= Task statement =
Check every line below, and copy those that include "JSON".

= Data extracts =
++++++++++

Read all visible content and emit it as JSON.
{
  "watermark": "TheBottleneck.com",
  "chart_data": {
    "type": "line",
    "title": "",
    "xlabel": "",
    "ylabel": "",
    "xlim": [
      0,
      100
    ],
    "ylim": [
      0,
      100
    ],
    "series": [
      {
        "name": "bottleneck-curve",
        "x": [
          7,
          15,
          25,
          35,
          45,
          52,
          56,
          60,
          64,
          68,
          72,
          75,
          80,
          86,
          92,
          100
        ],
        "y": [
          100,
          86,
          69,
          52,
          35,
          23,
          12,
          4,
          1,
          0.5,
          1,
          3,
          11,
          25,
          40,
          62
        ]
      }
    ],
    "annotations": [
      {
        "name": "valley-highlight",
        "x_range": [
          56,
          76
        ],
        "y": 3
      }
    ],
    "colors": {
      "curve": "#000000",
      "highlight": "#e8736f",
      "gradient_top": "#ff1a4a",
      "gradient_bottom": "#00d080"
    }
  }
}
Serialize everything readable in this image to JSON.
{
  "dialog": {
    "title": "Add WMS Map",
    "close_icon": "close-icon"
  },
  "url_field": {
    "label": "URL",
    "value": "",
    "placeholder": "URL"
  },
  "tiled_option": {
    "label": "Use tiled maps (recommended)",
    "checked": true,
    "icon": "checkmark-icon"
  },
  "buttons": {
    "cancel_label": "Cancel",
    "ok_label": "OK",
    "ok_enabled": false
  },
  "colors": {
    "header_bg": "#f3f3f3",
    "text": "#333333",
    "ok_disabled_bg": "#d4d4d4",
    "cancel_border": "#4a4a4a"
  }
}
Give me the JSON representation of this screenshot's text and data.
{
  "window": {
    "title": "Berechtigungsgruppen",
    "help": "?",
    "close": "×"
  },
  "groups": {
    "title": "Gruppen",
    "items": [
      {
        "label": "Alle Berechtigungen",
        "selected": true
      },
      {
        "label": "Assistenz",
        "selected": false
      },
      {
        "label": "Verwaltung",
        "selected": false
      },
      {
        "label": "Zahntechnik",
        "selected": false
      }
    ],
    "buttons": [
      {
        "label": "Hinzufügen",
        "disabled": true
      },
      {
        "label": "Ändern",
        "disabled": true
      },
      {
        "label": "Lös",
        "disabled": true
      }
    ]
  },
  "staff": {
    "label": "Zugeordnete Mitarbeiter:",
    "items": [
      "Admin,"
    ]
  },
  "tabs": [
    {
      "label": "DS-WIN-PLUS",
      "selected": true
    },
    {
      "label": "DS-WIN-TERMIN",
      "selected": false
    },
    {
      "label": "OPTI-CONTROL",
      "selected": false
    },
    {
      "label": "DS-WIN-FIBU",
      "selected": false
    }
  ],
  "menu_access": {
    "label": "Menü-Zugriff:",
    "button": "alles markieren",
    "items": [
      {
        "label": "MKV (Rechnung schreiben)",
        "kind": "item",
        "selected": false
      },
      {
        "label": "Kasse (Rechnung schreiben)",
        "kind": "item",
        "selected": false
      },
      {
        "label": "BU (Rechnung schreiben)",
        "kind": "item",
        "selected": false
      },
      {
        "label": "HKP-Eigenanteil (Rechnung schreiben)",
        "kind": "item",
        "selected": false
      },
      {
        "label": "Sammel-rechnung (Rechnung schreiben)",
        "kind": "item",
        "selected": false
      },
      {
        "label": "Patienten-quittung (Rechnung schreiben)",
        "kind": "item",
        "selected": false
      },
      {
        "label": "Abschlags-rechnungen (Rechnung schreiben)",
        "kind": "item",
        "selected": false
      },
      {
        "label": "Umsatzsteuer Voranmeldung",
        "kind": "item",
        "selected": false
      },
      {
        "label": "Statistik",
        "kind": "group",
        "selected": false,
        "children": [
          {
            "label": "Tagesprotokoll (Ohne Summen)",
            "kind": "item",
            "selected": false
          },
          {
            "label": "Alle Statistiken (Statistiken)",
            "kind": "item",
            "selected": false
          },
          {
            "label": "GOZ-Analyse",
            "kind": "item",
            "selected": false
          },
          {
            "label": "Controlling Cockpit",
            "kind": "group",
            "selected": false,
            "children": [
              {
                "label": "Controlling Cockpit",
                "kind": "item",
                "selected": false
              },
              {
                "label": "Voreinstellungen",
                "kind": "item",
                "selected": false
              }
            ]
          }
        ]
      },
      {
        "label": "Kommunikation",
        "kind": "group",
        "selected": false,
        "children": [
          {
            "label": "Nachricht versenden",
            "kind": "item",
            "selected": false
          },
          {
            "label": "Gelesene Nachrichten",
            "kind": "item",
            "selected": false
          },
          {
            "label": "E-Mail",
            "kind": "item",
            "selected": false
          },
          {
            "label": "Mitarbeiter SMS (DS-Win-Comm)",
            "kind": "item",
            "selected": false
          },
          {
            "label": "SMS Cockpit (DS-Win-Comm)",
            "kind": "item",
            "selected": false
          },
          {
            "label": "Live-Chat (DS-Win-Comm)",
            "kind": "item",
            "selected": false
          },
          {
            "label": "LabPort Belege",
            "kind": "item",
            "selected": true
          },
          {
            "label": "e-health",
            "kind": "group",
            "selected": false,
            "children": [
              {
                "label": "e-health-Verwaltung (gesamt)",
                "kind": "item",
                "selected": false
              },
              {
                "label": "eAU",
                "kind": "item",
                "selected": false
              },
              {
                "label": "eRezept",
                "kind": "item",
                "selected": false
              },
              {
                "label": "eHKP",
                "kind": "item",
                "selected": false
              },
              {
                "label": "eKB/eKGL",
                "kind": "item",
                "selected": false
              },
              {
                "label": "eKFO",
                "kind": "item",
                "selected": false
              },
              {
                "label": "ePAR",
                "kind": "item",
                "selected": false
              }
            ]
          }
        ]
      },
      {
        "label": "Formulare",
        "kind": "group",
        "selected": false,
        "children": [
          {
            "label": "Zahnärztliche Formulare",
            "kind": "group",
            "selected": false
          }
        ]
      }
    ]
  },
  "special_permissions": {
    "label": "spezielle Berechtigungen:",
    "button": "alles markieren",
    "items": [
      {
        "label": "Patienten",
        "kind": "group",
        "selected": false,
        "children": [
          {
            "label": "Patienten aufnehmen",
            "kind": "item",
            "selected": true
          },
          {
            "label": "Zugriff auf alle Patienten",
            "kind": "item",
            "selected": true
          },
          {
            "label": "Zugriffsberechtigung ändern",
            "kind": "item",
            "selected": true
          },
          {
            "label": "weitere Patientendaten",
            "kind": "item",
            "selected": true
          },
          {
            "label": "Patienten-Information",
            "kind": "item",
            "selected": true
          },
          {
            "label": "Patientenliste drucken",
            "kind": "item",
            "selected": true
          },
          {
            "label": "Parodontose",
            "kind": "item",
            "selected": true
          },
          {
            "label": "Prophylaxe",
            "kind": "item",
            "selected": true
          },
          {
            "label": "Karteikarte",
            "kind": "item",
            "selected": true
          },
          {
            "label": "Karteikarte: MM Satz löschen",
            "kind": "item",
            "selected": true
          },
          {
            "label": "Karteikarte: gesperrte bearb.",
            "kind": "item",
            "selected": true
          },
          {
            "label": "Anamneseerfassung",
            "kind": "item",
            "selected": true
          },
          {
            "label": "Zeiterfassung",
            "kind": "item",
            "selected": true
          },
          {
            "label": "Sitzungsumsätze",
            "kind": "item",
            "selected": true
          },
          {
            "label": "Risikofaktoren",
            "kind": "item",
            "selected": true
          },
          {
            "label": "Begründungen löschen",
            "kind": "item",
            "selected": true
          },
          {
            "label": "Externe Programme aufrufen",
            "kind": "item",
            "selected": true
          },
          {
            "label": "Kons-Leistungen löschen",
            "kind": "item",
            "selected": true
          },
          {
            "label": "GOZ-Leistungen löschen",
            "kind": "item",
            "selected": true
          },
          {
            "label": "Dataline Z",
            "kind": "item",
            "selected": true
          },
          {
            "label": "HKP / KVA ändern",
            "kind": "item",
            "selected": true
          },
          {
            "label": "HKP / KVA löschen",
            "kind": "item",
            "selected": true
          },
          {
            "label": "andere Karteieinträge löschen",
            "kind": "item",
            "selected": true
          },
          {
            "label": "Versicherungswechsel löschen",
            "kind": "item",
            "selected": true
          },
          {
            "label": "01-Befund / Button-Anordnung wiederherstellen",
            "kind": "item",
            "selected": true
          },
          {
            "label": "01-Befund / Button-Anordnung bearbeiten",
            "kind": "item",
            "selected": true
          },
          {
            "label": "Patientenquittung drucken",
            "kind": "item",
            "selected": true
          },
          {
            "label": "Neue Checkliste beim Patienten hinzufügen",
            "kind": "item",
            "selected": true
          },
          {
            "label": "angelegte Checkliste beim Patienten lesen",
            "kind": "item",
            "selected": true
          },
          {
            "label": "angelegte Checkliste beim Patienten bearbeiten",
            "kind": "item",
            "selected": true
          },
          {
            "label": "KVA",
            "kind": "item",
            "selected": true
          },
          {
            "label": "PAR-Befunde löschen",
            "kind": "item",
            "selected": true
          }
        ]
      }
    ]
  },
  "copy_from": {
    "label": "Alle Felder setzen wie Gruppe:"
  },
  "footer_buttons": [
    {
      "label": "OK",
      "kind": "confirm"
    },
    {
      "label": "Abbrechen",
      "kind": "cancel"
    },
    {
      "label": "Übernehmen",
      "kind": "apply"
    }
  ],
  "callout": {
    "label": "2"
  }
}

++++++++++

= Finished task =
Read all visible content and emit it as JSON.
Serialize everything readable in this image to JSON.
Give me the JSON representation of this screenshot's text and data.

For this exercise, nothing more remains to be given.